Photobucket - Video and Image HostingCF: I love other artists to tell my story, whether on a screen or on a stage and I think it is thrilling to find other stories within my stories, strengthen motives, I didn’t see or learn more about my characters by looking at them through somebody else’s eyes.

Q: You mentioned movie projects. Are you involved in the making of your own books into film, or do you work on other kinds of projects? (If so, what kind of movies are you making?) Are you writing screenplays, producing, etc…?

CF: Some of my books are turned into movies at the moment, and I am especially involved with INKHEART, as I am also a producer on that project. [Note: click HERE and HERE for some inside information!] But additionally to that I have been working on a movie project with a producer, which is not based on one of my books and hopefully one day will be a big adventure movie. I don’t write the script though. This is just about developing characters and a detailed story line.
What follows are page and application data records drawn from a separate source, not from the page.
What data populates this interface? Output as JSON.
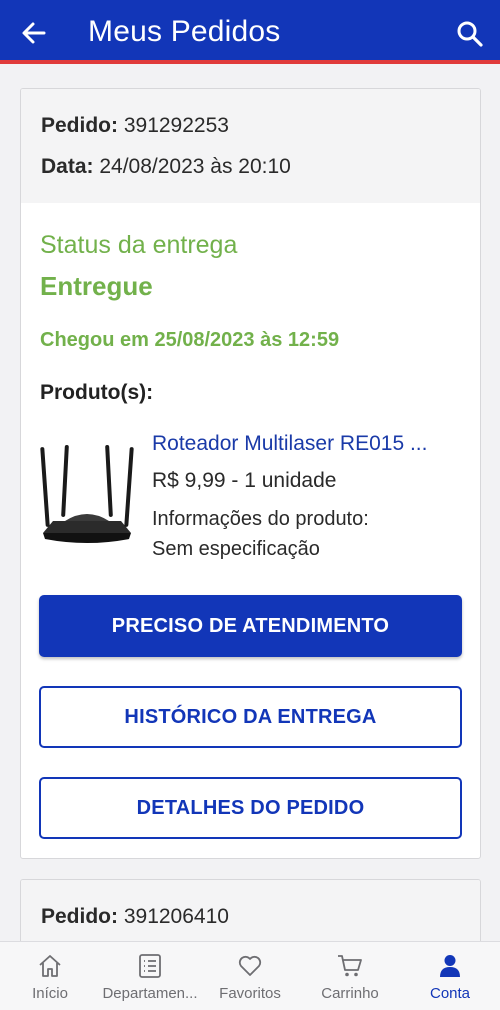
{
  "header": {
    "title": "Meus Pedidos",
    "back_icon": "arrow-left-icon",
    "search_icon": "search-icon",
    "bg_color": "#1236b8",
    "accent_line_color": "#e03b3b"
  },
  "orders": [
    {
      "order_label": "Pedido:",
      "order_number": "391292253",
      "date_label": "Data:",
      "date_value": "24/08/2023 às 20:10",
      "status_label": "Status da entrega",
      "status_value": "Entregue",
      "status_color": "#72b14b",
      "arrival_text": "Chegou em 25/08/2023 às 12:59",
      "products_title": "Produto(s):",
      "product": {
        "image_icon": "router-image",
        "name": "Roteador Multilaser RE015 ...",
        "price_qty": "R$ 9,99 - 1 unidade",
        "info_label": "Informações do produto:",
        "info_value": "Sem especificação"
      },
      "buttons": {
        "support": "PRECISO DE ATENDIMENTO",
        "history": "HISTÓRICO DA ENTREGA",
        "details": "DETALHES DO PEDIDO"
      }
    },
    {
      "order_label": "Pedido:",
      "order_number": "391206410"
    }
  ],
  "bottom_nav": [
    {
      "label": "Início",
      "icon": "home-icon",
      "active": false
    },
    {
      "label": "Departamen...",
      "icon": "list-icon",
      "active": false
    },
    {
      "label": "Favoritos",
      "icon": "heart-icon",
      "active": false
    },
    {
      "label": "Carrinho",
      "icon": "cart-icon",
      "active": false
    },
    {
      "label": "Conta",
      "icon": "user-icon",
      "active": true
    }
  ]
}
Much fun.

Q: What is the best advice you’ve ever received about writing and/or about the publishing business?

CF: Never trust your very first idea, look for the ones hiding under it, they are more original – I got this advice for illustration, but it works for all forms of art!

Q: What is one thing you wish you would have known when first starting out in the publishing business? And do you have any advice for aspiring novelists?

Photobucket - Video and Image HostingCF: Well, I would not sell any rights except for my book rights to my publisher. Stage, movie, audio – a writer should keep all this. but otherwise my experiences were all very, very good, and I am friends with my publishers.

Q: Have you ever had writer’s block, and if so, what did you do to overcome it?

CF: I never had it so far.

Q: How do you keep the writing fresh for yourself? Is it important to keep striving for better things, to keep changing your goals? What are your goals right now?

CF: To get better. That is my goal for every book.

Thank you, Cornelia Funke, for a wonderful interview!

About Therese Walsh

Therese Walsh co-founded Writer Unboxed in 2006. Her second novel, The Moon Sisters, was named a Best Book of 2014 by Library Journal and BookRiot. Her debut, The Last Will of Moira Leahy, sold to Random House in a two-book deal in 2008, was named one of January Magazine’s Best Books, and was a Target Breakout Book. She's never been published with a lit magazine, but LOST's Carlton Cuse liked her Twitter haiku best and that made her pretty happy.